• Excerpts from an interface dataset:
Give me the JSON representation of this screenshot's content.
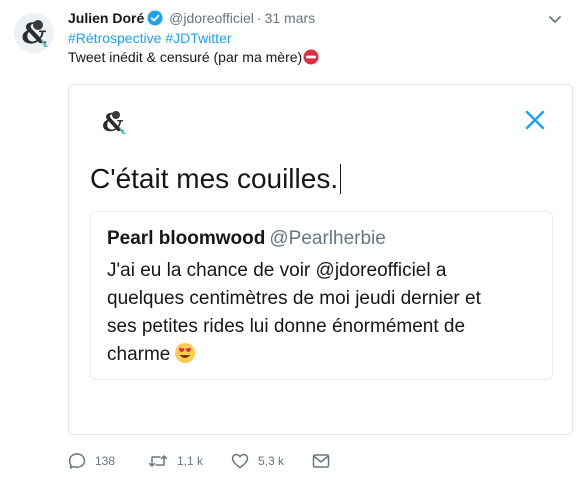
{
  "tweet": {
    "author_name": "Julien Doré",
    "author_handle": "@jdoreofficiel",
    "separator": "·",
    "date": "31 mars",
    "hashtags": [
      "#Rétrospective",
      "#JDTwitter"
    ],
    "text": "Tweet inédit & censuré (par ma mère)"
  },
  "media": {
    "text": "C'était mes couilles.",
    "quoted": {
      "author_name": "Pearl bloomwood",
      "author_handle": "@Pearlherbie",
      "lines": [
        "J'ai eu la chance de voir @jdoreofficiel a",
        "quelques centimètres de moi jeudi dernier et",
        "ses petites rides lui donne énormément de",
        "charme"
      ]
    }
  },
  "actions": {
    "reply_count": "138",
    "retweet_count": "1,1 k",
    "like_count": "5,3 k"
  },
  "colors": {
    "accent": "#1da1f2",
    "muted": "#657786",
    "border": "#e1e8ed",
    "no_entry_red": "#dd2e44"
  },
  "icons": [
    "verified-badge-icon",
    "caret-down-icon",
    "no-entry-icon",
    "close-icon",
    "heart-eyes-emoji-icon",
    "reply-icon",
    "retweet-icon",
    "like-icon",
    "direct-message-icon"
  ]
}
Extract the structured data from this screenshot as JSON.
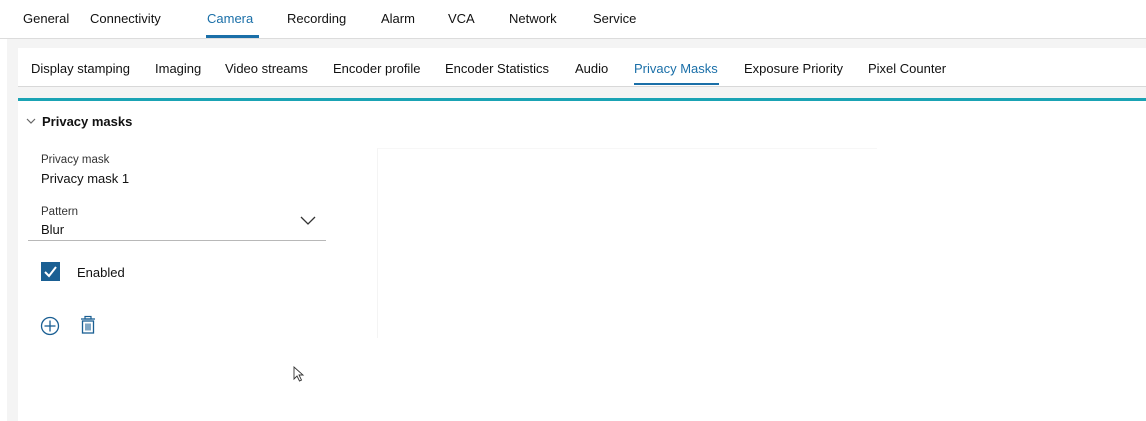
{
  "top_nav": {
    "tabs": [
      "General",
      "Connectivity",
      "Camera",
      "Recording",
      "Alarm",
      "VCA",
      "Network",
      "Service"
    ],
    "active": "Camera"
  },
  "sub_nav": {
    "tabs": [
      "Display stamping",
      "Imaging",
      "Video streams",
      "Encoder profile",
      "Encoder Statistics",
      "Audio",
      "Privacy Masks",
      "Exposure Priority",
      "Pixel Counter"
    ],
    "active": "Privacy Masks"
  },
  "section": {
    "title": "Privacy masks",
    "expanded": true
  },
  "privacy_mask": {
    "label": "Privacy mask",
    "value": "Privacy mask 1"
  },
  "pattern": {
    "label": "Pattern",
    "value": "Blur"
  },
  "enabled": {
    "label": "Enabled",
    "checked": true
  },
  "actions": {
    "add_icon": "plus-circle-icon",
    "delete_icon": "trash-icon"
  },
  "colors": {
    "accent": "#1a6fa8",
    "teal_border": "#1aa3b4",
    "checkbox": "#1a5f93"
  }
}
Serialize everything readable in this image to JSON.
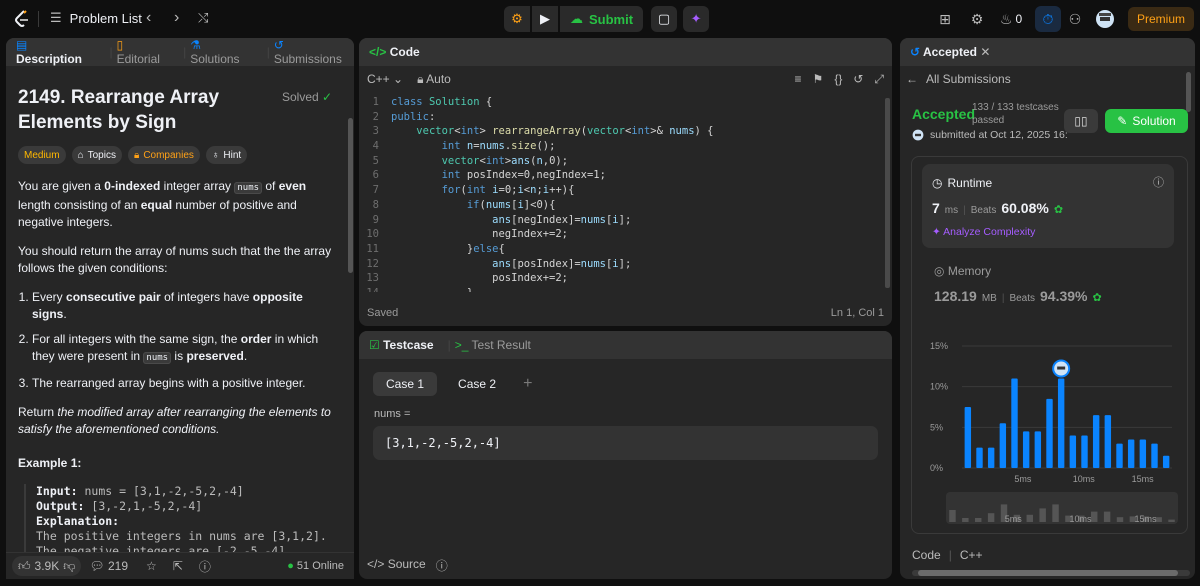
{
  "topbar": {
    "problem_list": "Problem List",
    "submit": "Submit",
    "streak": "0",
    "premium": "Premium"
  },
  "left": {
    "tabs": [
      "Description",
      "Editorial",
      "Solutions",
      "Submissions"
    ],
    "title": "2149. Rearrange Array Elements by Sign",
    "solved": "Solved",
    "chips": [
      "Medium",
      "Topics",
      "Companies",
      "Hint"
    ],
    "example_title": "Example 1:",
    "example": {
      "input_label": "Input:",
      "input": "nums = [3,1,-2,-5,2,-4]",
      "output_label": "Output:",
      "output": "[3,-2,1,-5,2,-4]",
      "explanation_label": "Explanation:",
      "explanation": "The positive integers in nums are [3,1,2].",
      "explanation2": "The negative integers are [-2,-5,-4]."
    },
    "footer": {
      "likes": "3.9K",
      "comments": "219",
      "online": "51 Online"
    }
  },
  "code": {
    "title": "Code",
    "language": "C++",
    "mode": "Auto",
    "status": "Saved",
    "position": "Ln 1, Col 1",
    "lines": [
      "class Solution {",
      "public:",
      "    vector<int> rearrangeArray(vector<int>& nums) {",
      "        int n=nums.size();",
      "        vector<int>ans(n,0);",
      "        int posIndex=0,negIndex=1;",
      "        for(int i=0;i<n;i++){",
      "            if(nums[i]<0){",
      "                ans[negIndex]=nums[i];",
      "                negIndex+=2;",
      "            }else{",
      "                ans[posIndex]=nums[i];",
      "                posIndex+=2;",
      "            }"
    ]
  },
  "testcase": {
    "tabs": [
      "Testcase",
      "Test Result"
    ],
    "cases": [
      "Case 1",
      "Case 2"
    ],
    "label": "nums =",
    "value": "[3,1,-2,-5,2,-4]",
    "source": "Source"
  },
  "right": {
    "tab": "Accepted",
    "all_submissions": "All Submissions",
    "status": "Accepted",
    "passed": "133 / 133 testcases passed",
    "solution_btn": "Solution",
    "submitted": "submitted at Oct 12, 2025 16:",
    "runtime": {
      "title": "Runtime",
      "value": "7",
      "unit": "ms",
      "beats_label": "Beats",
      "beats": "60.08%",
      "analyze": "Analyze Complexity"
    },
    "memory": {
      "title": "Memory",
      "value": "128.19",
      "unit": "MB",
      "beats_label": "Beats",
      "beats": "94.39%"
    },
    "footer": [
      "Code",
      "C++"
    ],
    "accent_green": "#28c244",
    "bar_blue": "#0a84ff"
  },
  "chart_data": {
    "type": "bar",
    "yticks": [
      "15%",
      "10%",
      "5%",
      "0%"
    ],
    "ylim": [
      0,
      15
    ],
    "xticks": [
      "5ms",
      "10ms",
      "15ms"
    ],
    "values": [
      7.5,
      2.5,
      2.5,
      5.5,
      11,
      4.5,
      4.5,
      8.5,
      11,
      4,
      4,
      6.5,
      6.5,
      3,
      3.5,
      3.5,
      3,
      1.5
    ],
    "highlight_index": 8,
    "grid": true
  }
}
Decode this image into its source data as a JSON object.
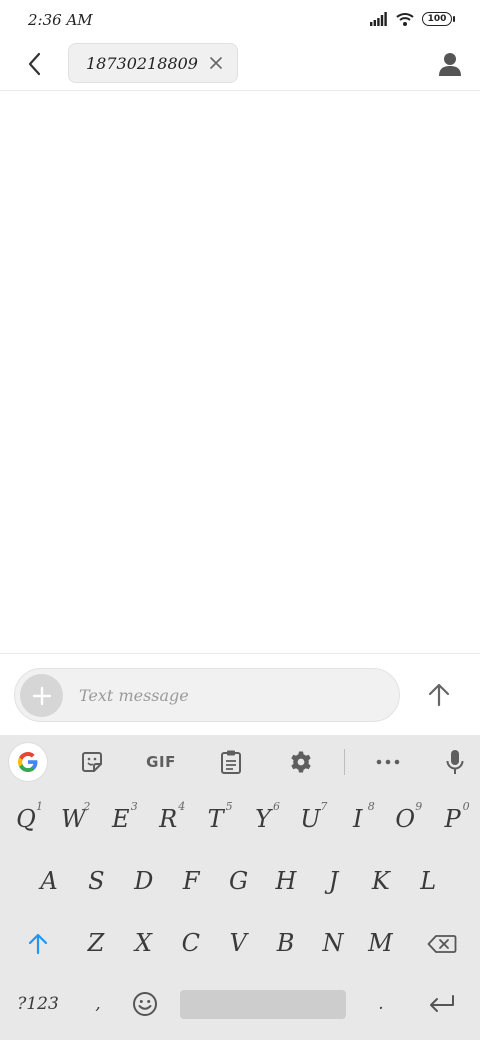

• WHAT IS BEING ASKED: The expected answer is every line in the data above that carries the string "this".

• ANSWER BELOW:
Give me the JSON representation of this screenshot's content.
Extract the structured data from this screenshot as JSON.
Serialize everything readable in this image to JSON.
Decode this image into its source data as a JSON object.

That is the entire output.